The guard had just begun his job in security and actually considered himself a musician. His guard job was paying for his bills. He was very bored responding to the alarms, but not negative. When I told him we would be running tests and didn’t need his response, he said, “I don’t mind. It’s mindless.”

The current labor market is tough across all industries right now. It is especially difficult in the security market, where security guard positions are in high demand. The posts are important and considered vital for businesses, especially as employees return to the office, but they are expensive positions to fill with high turnover. For example, a 24/7/365 guard post is $250K-$400K/year and a guard post are five shifts which include multiple guards. The turnover rate can be as high as 200%, because of stress, isolation, and repetitive tasks required by the job.

Automation is not just about cost savings for these companies but about creating more valuable, compelling and satisfying jobs for their employees.
Automation is not just about cost savings for these companies but about creating more valuable, compelling and satisfying jobs for their employees.

Of Men and Machines

The pandemic, the labor shortage, and all the disruption have reminded us that people are valuable and have options about where they work and what they want to do. What we have realized in the security space, and in particular the role of the security guard, is that technology and automation are the keys to solving this labor shortage and giving guards better, more rewarding jobs. We’ve been impressed at how security personnel embraces robots because they understand that the robot doing interior patrol means they can be customer-facing at the minimum, if not an investigator, or an intelligence analyst within a Global Security Operations Center.

We work with some of the largest manufacturing, logistics, and technology companies in the world who, in their core business, are some of the best in the world at automation. The current labor market is giving them an opportunity to refocus and continue the automation journey in all aspects of the business.

 

Automation is not just about cost savings for these companies but about creating more valuable, compelling and satisfying jobs for their employees. It’s a false assumption to think that knowledge workers do not want automation in the workplace. No salesman ever said, “you’re automating my CRM entries–but that’s my job, you’re taking my job.” No finance or accounting person ever said, “adding general ledger entries is my job” and no attorney ever said, “making copies is my job.”  Security is the same – security guards aren’t excited by tedious tasks such as checking that interior doors are closed at 2 am. When those tasks can be automated, they are able to elevate their responsibilities to work that requires judgment, empathy and creativity.

The positive aspect of the labor shortage is an opportunity to build a better organization. When labor becomes more valuable, companies should lean into it, and treat and pay their employees better and make sure they are productive.
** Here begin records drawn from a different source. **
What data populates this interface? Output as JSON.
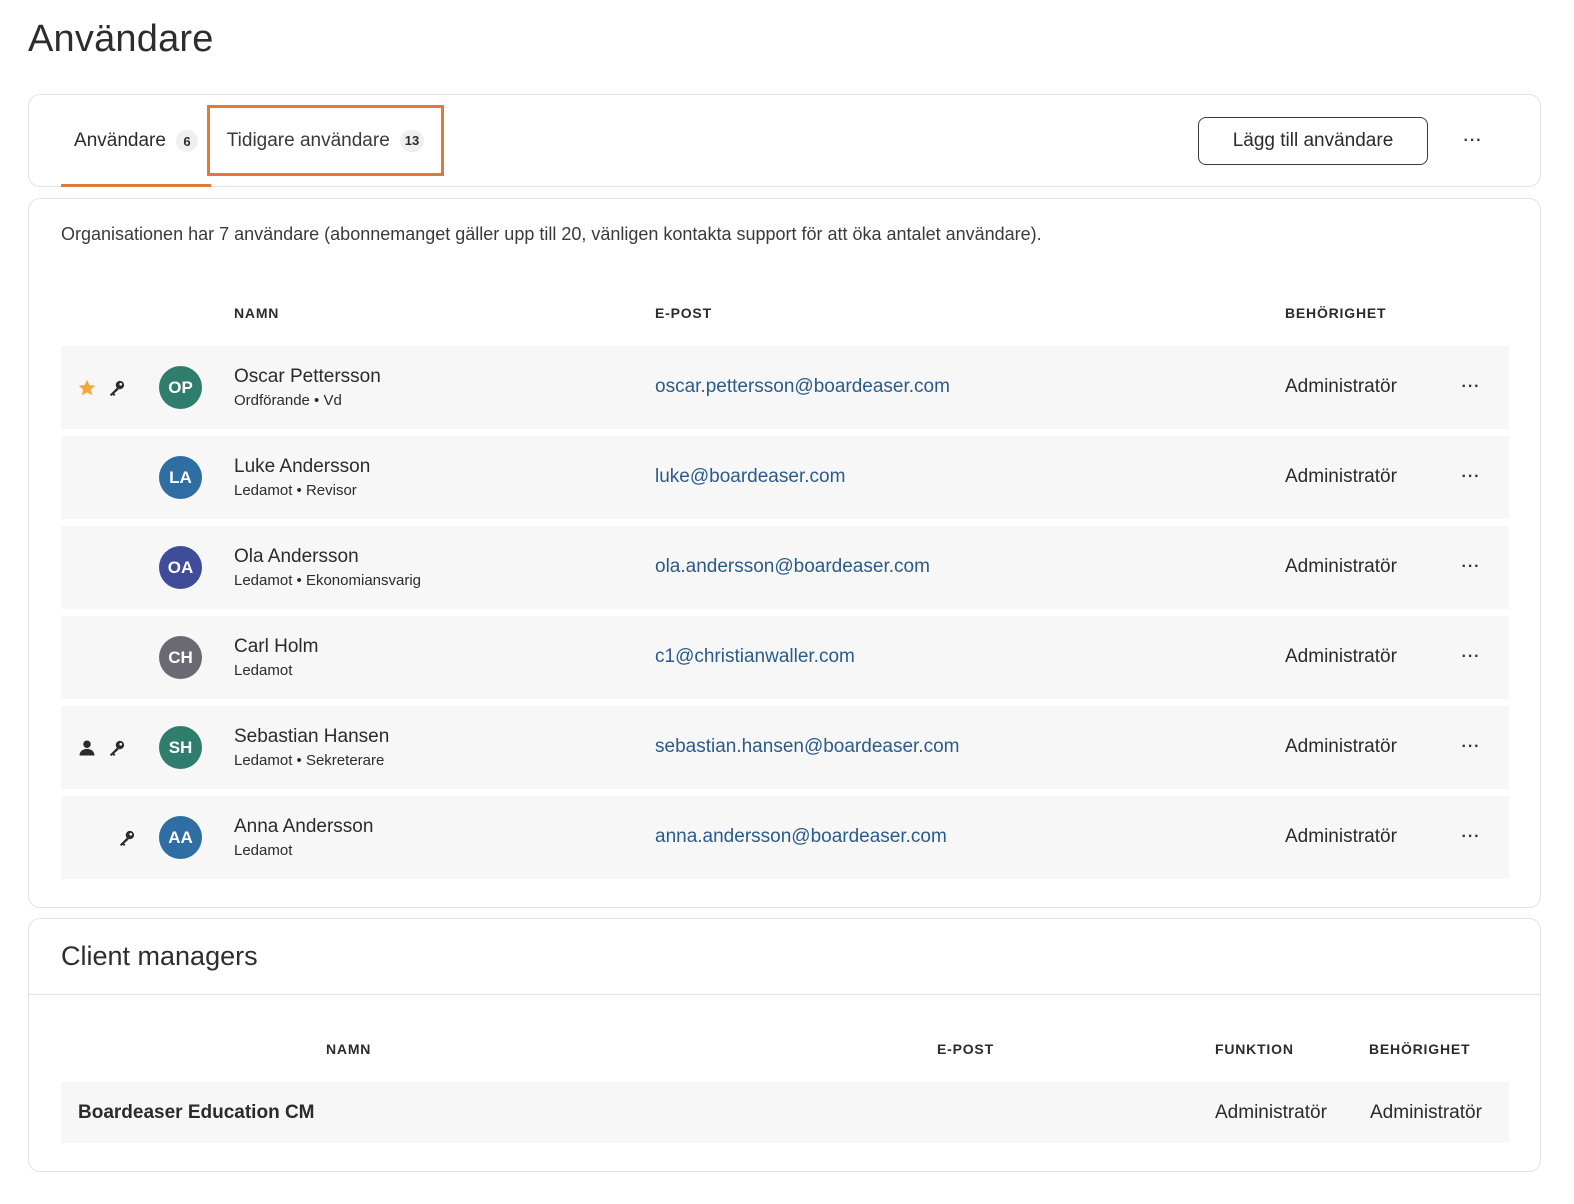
{
  "page": {
    "title": "Användare"
  },
  "tabs": [
    {
      "label": "Användare",
      "count": "6",
      "active": true
    },
    {
      "label": "Tidigare användare",
      "count": "13",
      "active": false
    }
  ],
  "toolbar": {
    "add_label": "Lägg till användare",
    "more_label": "···"
  },
  "users_section": {
    "info": "Organisationen har 7 användare (abonnemanget gäller upp till 20, vänligen kontakta support för att öka antalet användare).",
    "headers": {
      "name": "NAMN",
      "email": "E-POST",
      "permission": "BEHÖRIGHET"
    },
    "rows": [
      {
        "initials": "OP",
        "avatar_color": "#2f7d6d",
        "icons": [
          "star-icon",
          "key-icon"
        ],
        "name": "Oscar Pettersson",
        "role": "Ordförande • Vd",
        "email": "oscar.pettersson@boardeaser.com",
        "permission": "Administratör"
      },
      {
        "initials": "LA",
        "avatar_color": "#2e6ea3",
        "icons": [],
        "name": "Luke Andersson",
        "role": "Ledamot • Revisor",
        "email": "luke@boardeaser.com",
        "permission": "Administratör"
      },
      {
        "initials": "OA",
        "avatar_color": "#3f4c9a",
        "icons": [],
        "name": "Ola Andersson",
        "role": "Ledamot • Ekonomiansvarig",
        "email": "ola.andersson@boardeaser.com",
        "permission": "Administratör"
      },
      {
        "initials": "CH",
        "avatar_color": "#6b6a73",
        "icons": [],
        "name": "Carl Holm",
        "role": "Ledamot",
        "email": "c1@christianwaller.com",
        "permission": "Administratör"
      },
      {
        "initials": "SH",
        "avatar_color": "#2f7d6d",
        "icons": [
          "person-icon",
          "key-icon"
        ],
        "name": "Sebastian Hansen",
        "role": "Ledamot • Sekreterare",
        "email": "sebastian.hansen@boardeaser.com",
        "permission": "Administratör"
      },
      {
        "initials": "AA",
        "avatar_color": "#2e6ea3",
        "icons": [
          "key-icon"
        ],
        "name": "Anna Andersson",
        "role": "Ledamot",
        "email": "anna.andersson@boardeaser.com",
        "permission": "Administratör"
      }
    ]
  },
  "client_managers": {
    "title": "Client managers",
    "headers": {
      "name": "NAMN",
      "email": "E-POST",
      "function": "FUNKTION",
      "permission": "BEHÖRIGHET"
    },
    "rows": [
      {
        "name": "Boardeaser Education CM",
        "email": "",
        "function": "Administratör",
        "permission": "Administratör"
      }
    ]
  },
  "colors": {
    "accent": "#e07a3a",
    "link": "#2a5b8a",
    "star": "#f2a93b",
    "row_bg": "#f7f7f7"
  }
}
Automation is how companies will do this which will, in turn, raise the value of workers across the economic spectrum.

How to Leverage Automation

  • For large organizations struggling during the labor shortage with filling security positions here are a few ways to think about bringing automation into the workplace.
  • Talk to your service providers and outsourcing companies about how you can add automation both on the vendor side and the company side.
  • Don’t skip the set-up for automation–automation does what you set it up to do, make sure it is set up to do exactly what you want.
  • Build upon your automation to create better global processes that are uniform and scalable globally.
  • Use automation to create a uniform process for employees to enter any of your offices worldwide and secure all of your facilities.
  • Remember your people have upskilled. Invest in them, treat them right, and expect more from them.

While the labor shortage may be presenting problems for the return to the office and filling security positions, leveraging automation is a way for organizations to stay ahead, and not only complete critical security tasks, but provide their guards with more fulfilling, interesting work.